“There’s something exciting, alive and present about working with these kids,” says Agis. “Teaching requires you to be very present, and each workshop brings its own level of intensity and emotion. That intensity inspires me as a performer, and their passion for the craft helps refresh my perspective as an artist.”
Agis discovered Camp Broadway while working on another Broadway production, where his rehearsal space neighbored several others. He happened to walk down the hall and saw a seemingly unlimited energy and youthful enthusiasm coming from the Camp Broadway room. He couldn’t resist joining in, and he’s been swept up in it ever since.
“You never know what to expect until you get the kids together,” says Agis. “It’s exciting to see kids with their own style and skill level, and evaluate and support them as they cultivate a career of their own.”
Some cancer patients travel great distances for treatment in Cincinnati. Now, thanks to the Musekamp family, they can feel a little closer to home.
In October, George Musekamp III donated $1 million to the American Cancer Society for the creation of the Musekamp Family Hope Lodge in neighboring Avondale. Supporting the Society is a family tradition that he and his children are proud to continue.
“When I was dating my wife more than 30 years ago, my mother-in-law was running the local office of the American Cancer Society,” says Musekamp. “She inspired me to be a part of it, and the society has been a big part of our family ever since.”
After graduating from Xavier, Musekamp became a successful investment banker in New York. He then returned home to start his own company, Plaza Investments, which is connected to several buildings throughout Cincinnati.
His expertise in turning rescued properties into local treasures—and his passion for helping families fight cancer—helped to build this home away from home.

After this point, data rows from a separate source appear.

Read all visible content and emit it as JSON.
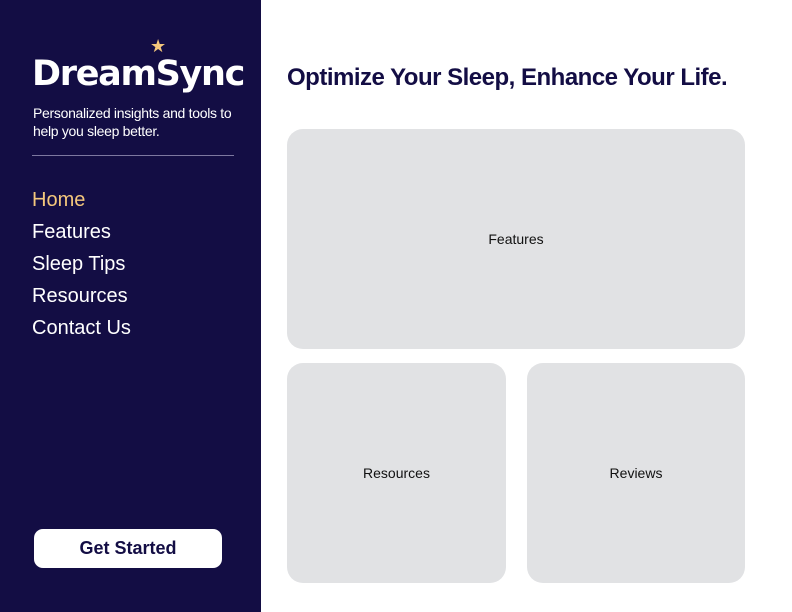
{
  "sidebar": {
    "logo": "DreamSync",
    "logo_icon": "star-icon",
    "tagline": "Personalized insights and tools to help you sleep better.",
    "nav": [
      {
        "label": "Home",
        "active": true
      },
      {
        "label": "Features",
        "active": false
      },
      {
        "label": "Sleep Tips",
        "active": false
      },
      {
        "label": "Resources",
        "active": false
      },
      {
        "label": "Contact Us",
        "active": false
      }
    ],
    "cta_label": "Get Started"
  },
  "main": {
    "headline": "Optimize Your Sleep, Enhance Your Life.",
    "cards": [
      {
        "label": "Features"
      },
      {
        "label": "Resources"
      },
      {
        "label": "Reviews"
      }
    ]
  },
  "colors": {
    "sidebar_bg": "#130d44",
    "accent": "#f4c77c",
    "card_bg": "#e1e2e4",
    "text_dark": "#130d44"
  }
}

“It’s a beautiful stone building and a very friendly place. People get together to cook meals, share stories and enjoy having someone to talk to in a familiar place. It’s nice to give someone a sense of ‘coming home’ while they’re undergoing treatment. And it’s a great way to give back to the community.”